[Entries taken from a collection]
╔══

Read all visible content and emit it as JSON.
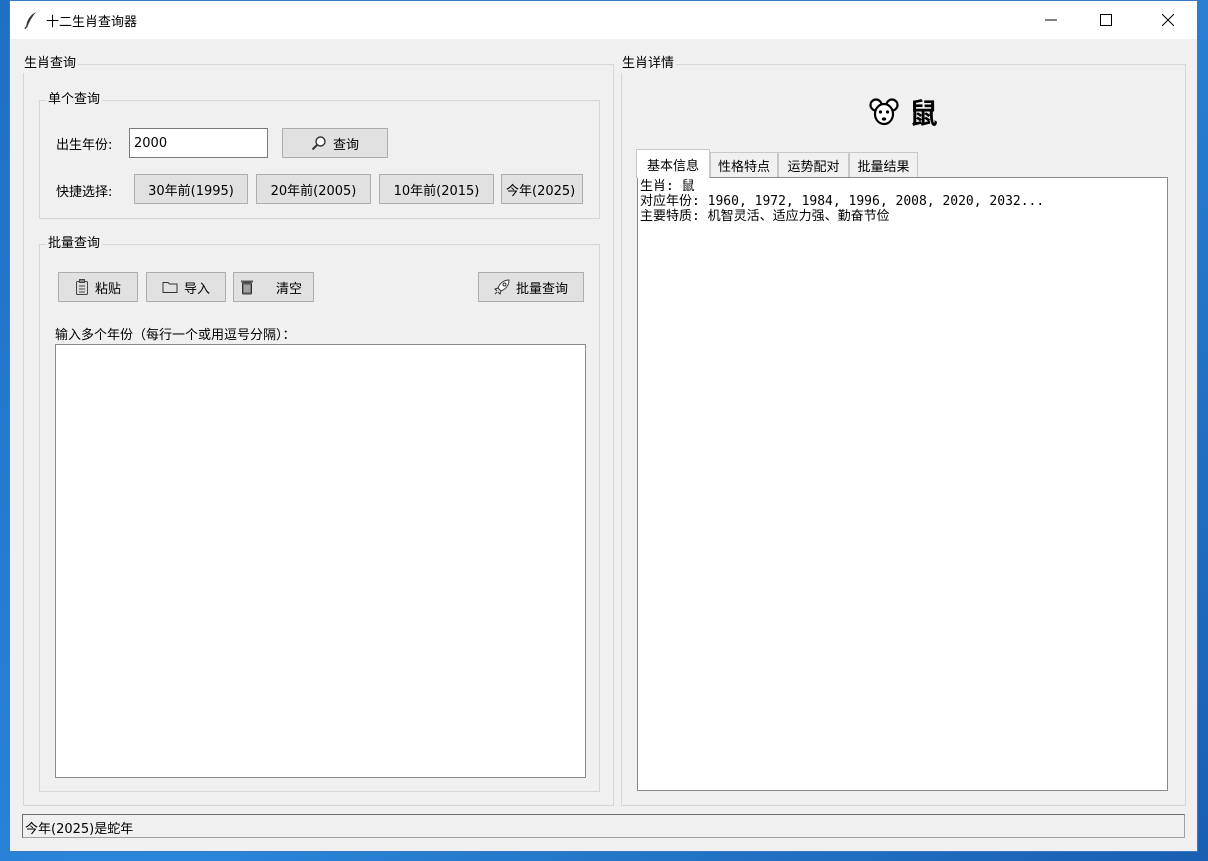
{
  "window": {
    "title": "十二生肖查询器"
  },
  "query_panel": {
    "title": "生肖查询",
    "single": {
      "title": "单个查询",
      "year_label": "出生年份:",
      "year_value": "2000",
      "query_button": "查询",
      "quick_label": "快捷选择:",
      "quick_buttons": [
        "30年前(1995)",
        "20年前(2005)",
        "10年前(2015)",
        "今年(2025)"
      ]
    },
    "batch": {
      "title": "批量查询",
      "paste_button": "粘贴",
      "import_button": "导入",
      "clear_button": "清空",
      "batch_query_button": "批量查询",
      "input_label": "输入多个年份（每行一个或用逗号分隔）：",
      "input_value": ""
    }
  },
  "detail_panel": {
    "title": "生肖详情",
    "zodiac_name": "鼠",
    "tabs": [
      "基本信息",
      "性格特点",
      "运势配对",
      "批量结果"
    ],
    "active_tab": "基本信息",
    "content": {
      "line1": "生肖: 鼠",
      "line2": "对应年份: 1960, 1972, 1984, 1996, 2008, 2020, 2032...",
      "line3": "主要特质: 机智灵活、适应力强、勤奋节俭"
    }
  },
  "status": {
    "text": "今年(2025)是蛇年"
  },
  "icons": {
    "title": "feather-icon",
    "query": "magnifier-icon",
    "paste": "clipboard-icon",
    "import": "folder-icon",
    "clear": "trash-icon",
    "batch": "rocket-icon",
    "zodiac": "mouse-face-icon"
  }
}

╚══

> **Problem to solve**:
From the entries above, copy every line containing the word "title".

> **Response to the task**:
    "title": "十二生肖查询器"
    "title": "生肖查询",
      "title": "单个查询",
      "title": "批量查询",
    "title": "生肖详情",
    "title": "feather-icon",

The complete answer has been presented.